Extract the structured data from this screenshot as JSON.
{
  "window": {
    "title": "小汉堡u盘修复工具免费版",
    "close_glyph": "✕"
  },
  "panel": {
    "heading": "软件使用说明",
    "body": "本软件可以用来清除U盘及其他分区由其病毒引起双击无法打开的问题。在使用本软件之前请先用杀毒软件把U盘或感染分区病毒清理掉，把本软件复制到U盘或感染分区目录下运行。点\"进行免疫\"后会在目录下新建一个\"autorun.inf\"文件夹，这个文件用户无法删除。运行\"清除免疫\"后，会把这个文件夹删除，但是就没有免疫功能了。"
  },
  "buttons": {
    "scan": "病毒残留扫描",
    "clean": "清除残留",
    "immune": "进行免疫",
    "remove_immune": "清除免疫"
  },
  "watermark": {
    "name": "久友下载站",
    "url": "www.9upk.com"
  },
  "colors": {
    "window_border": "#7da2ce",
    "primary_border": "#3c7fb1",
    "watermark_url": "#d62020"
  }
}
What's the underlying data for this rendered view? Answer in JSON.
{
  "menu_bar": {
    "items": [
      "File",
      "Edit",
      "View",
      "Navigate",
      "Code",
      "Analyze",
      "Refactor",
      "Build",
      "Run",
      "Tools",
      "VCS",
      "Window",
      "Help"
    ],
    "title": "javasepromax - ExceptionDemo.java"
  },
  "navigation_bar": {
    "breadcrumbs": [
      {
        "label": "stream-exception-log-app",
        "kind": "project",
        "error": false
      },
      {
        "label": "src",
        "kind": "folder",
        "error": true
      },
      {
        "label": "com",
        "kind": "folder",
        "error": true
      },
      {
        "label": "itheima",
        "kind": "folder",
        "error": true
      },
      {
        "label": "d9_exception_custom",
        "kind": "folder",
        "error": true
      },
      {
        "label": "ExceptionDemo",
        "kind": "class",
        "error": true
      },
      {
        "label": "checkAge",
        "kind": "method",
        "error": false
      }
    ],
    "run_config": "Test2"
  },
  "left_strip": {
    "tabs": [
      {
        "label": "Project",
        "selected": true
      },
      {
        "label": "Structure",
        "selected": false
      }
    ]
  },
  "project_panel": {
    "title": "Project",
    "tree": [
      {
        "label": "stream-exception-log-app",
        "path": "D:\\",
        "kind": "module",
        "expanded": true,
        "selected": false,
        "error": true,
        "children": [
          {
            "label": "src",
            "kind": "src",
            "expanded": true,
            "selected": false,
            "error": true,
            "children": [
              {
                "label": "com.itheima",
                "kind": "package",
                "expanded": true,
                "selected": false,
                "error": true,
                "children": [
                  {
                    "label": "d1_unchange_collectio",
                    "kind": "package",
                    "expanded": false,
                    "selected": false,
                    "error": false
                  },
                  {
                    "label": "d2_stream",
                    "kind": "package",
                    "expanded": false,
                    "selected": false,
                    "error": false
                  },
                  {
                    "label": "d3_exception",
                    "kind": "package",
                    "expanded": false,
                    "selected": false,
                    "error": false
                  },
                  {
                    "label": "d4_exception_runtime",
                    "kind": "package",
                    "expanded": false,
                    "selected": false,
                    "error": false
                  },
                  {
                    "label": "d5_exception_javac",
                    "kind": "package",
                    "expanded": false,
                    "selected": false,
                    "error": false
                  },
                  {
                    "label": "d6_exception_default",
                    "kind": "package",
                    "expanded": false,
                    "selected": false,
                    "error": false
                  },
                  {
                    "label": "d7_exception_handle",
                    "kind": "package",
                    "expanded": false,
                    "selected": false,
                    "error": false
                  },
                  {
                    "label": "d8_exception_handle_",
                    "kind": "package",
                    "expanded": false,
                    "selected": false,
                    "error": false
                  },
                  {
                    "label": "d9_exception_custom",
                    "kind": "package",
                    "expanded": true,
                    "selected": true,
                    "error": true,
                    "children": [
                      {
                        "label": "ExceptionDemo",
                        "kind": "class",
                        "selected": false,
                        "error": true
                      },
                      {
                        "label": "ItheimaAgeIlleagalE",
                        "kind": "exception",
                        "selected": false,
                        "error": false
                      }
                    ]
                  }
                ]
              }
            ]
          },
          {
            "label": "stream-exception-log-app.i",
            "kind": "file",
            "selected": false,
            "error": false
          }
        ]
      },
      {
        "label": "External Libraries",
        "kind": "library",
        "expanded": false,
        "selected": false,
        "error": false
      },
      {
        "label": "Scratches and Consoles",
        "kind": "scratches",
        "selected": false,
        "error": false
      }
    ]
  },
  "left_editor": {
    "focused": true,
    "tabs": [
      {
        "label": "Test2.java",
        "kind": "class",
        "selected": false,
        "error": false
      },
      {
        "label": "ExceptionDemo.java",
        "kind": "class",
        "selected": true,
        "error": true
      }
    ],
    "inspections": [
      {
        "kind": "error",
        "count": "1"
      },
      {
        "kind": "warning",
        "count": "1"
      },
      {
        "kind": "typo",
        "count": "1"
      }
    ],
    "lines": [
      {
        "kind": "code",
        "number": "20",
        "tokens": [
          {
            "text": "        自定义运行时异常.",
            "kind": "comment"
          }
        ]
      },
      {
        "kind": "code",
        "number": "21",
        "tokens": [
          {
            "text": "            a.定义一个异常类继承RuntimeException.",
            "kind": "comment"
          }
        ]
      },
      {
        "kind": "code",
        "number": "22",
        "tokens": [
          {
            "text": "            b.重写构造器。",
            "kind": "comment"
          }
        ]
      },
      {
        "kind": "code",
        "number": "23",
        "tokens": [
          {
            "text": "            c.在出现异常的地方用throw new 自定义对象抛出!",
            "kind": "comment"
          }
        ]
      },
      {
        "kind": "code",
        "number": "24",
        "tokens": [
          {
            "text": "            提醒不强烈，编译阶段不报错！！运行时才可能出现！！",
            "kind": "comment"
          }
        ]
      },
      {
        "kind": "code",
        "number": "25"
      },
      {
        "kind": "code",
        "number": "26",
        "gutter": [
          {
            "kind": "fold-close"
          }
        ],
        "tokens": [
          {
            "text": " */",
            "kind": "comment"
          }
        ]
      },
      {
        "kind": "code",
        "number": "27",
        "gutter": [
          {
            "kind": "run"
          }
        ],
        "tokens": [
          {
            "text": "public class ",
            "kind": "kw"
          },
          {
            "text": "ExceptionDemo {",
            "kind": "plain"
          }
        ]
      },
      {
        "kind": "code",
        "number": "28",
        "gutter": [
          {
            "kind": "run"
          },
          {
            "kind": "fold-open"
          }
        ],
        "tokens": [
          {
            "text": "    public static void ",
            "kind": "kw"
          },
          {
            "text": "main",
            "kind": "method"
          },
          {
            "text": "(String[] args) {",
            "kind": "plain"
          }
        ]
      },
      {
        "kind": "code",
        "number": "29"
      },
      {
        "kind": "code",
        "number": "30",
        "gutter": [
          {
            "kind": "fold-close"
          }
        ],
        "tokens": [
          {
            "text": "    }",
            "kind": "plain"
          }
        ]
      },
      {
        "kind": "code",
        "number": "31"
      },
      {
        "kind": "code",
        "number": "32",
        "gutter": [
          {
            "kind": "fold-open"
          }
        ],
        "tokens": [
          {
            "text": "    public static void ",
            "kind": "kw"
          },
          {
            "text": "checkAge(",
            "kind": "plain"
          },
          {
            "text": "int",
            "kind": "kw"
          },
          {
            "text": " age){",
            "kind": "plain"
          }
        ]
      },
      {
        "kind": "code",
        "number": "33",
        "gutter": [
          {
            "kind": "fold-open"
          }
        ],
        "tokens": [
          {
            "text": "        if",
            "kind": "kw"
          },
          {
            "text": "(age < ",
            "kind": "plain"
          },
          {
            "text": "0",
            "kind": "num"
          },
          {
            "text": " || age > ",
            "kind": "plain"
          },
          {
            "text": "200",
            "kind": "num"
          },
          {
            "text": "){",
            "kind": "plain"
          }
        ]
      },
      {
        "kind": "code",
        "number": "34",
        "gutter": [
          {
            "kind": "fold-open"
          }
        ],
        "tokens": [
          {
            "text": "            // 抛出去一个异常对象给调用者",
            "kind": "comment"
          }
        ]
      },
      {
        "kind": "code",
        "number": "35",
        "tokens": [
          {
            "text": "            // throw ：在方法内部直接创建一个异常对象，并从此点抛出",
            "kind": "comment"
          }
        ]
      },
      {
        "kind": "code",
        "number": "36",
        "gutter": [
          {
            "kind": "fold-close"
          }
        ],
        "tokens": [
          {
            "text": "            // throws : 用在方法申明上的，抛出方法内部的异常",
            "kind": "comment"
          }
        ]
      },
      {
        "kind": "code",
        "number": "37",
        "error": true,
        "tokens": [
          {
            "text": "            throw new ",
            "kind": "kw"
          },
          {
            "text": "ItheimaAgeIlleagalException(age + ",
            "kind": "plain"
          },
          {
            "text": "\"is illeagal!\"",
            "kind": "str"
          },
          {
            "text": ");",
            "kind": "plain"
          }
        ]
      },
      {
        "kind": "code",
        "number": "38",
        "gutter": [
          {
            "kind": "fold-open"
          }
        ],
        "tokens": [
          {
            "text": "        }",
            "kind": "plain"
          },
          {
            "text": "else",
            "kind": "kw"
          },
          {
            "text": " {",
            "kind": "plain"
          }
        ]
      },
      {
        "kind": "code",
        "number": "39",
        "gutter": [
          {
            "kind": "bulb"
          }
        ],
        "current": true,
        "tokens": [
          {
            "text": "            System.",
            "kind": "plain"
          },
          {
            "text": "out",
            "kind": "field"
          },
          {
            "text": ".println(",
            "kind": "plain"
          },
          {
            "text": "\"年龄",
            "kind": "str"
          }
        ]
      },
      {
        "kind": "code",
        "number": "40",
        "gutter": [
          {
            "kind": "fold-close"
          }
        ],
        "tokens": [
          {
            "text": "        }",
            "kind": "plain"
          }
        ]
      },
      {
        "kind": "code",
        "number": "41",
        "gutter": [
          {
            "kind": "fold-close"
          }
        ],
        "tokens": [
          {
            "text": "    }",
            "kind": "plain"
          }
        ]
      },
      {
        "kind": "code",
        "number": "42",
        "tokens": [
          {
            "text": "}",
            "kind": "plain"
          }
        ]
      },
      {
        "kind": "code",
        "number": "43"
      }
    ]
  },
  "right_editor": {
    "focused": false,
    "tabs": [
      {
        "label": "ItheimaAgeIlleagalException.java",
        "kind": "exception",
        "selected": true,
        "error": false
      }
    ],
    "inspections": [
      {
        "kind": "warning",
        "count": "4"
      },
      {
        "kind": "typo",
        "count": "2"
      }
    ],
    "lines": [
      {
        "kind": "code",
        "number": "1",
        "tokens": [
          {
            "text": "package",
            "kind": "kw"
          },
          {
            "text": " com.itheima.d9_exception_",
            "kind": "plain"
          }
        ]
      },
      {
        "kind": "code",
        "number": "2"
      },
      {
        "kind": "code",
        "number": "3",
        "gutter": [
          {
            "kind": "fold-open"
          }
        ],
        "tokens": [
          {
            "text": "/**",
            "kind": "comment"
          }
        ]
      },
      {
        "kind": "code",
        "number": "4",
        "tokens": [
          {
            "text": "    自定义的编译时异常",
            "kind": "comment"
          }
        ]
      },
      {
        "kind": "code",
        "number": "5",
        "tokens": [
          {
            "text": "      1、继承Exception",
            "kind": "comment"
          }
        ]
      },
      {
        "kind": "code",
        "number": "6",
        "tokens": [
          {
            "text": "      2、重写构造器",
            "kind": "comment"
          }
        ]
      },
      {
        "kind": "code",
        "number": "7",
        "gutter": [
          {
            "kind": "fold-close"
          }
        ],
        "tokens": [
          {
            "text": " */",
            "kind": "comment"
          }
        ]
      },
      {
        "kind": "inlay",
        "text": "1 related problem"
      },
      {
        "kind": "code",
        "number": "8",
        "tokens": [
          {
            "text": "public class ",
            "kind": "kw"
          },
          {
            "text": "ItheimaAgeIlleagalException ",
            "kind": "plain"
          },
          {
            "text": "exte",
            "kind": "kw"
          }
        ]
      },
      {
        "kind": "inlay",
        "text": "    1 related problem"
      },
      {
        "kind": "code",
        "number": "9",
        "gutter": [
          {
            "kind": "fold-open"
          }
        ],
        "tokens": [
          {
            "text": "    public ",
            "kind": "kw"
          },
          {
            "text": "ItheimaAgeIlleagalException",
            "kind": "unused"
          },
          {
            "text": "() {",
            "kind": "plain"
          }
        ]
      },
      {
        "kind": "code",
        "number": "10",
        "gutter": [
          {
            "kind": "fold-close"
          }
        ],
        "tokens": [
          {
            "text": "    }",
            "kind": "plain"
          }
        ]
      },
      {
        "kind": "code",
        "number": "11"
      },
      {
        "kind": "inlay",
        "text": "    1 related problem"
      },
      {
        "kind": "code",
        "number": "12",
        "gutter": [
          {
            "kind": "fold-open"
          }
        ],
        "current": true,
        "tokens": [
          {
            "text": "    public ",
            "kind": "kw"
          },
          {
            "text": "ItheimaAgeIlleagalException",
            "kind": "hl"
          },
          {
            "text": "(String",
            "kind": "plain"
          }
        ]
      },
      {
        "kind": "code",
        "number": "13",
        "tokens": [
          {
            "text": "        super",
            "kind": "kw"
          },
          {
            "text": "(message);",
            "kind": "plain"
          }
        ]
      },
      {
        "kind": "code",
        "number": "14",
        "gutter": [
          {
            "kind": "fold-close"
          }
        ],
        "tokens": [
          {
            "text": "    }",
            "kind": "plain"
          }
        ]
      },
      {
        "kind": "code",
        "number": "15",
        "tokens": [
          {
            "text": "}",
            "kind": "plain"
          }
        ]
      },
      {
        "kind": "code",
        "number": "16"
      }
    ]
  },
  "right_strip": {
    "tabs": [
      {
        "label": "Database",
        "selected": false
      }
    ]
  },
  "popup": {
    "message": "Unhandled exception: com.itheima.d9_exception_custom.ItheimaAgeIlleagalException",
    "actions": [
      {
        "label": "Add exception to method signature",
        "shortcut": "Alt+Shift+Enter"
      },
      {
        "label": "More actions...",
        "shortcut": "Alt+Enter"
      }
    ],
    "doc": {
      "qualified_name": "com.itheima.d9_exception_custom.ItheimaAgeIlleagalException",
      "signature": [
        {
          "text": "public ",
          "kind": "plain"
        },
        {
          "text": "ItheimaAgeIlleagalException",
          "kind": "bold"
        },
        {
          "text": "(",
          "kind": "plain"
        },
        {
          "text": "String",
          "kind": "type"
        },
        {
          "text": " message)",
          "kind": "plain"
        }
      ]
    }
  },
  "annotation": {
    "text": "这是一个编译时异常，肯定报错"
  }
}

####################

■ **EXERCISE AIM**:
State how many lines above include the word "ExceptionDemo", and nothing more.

■ **YOUR RESPONSE**:
5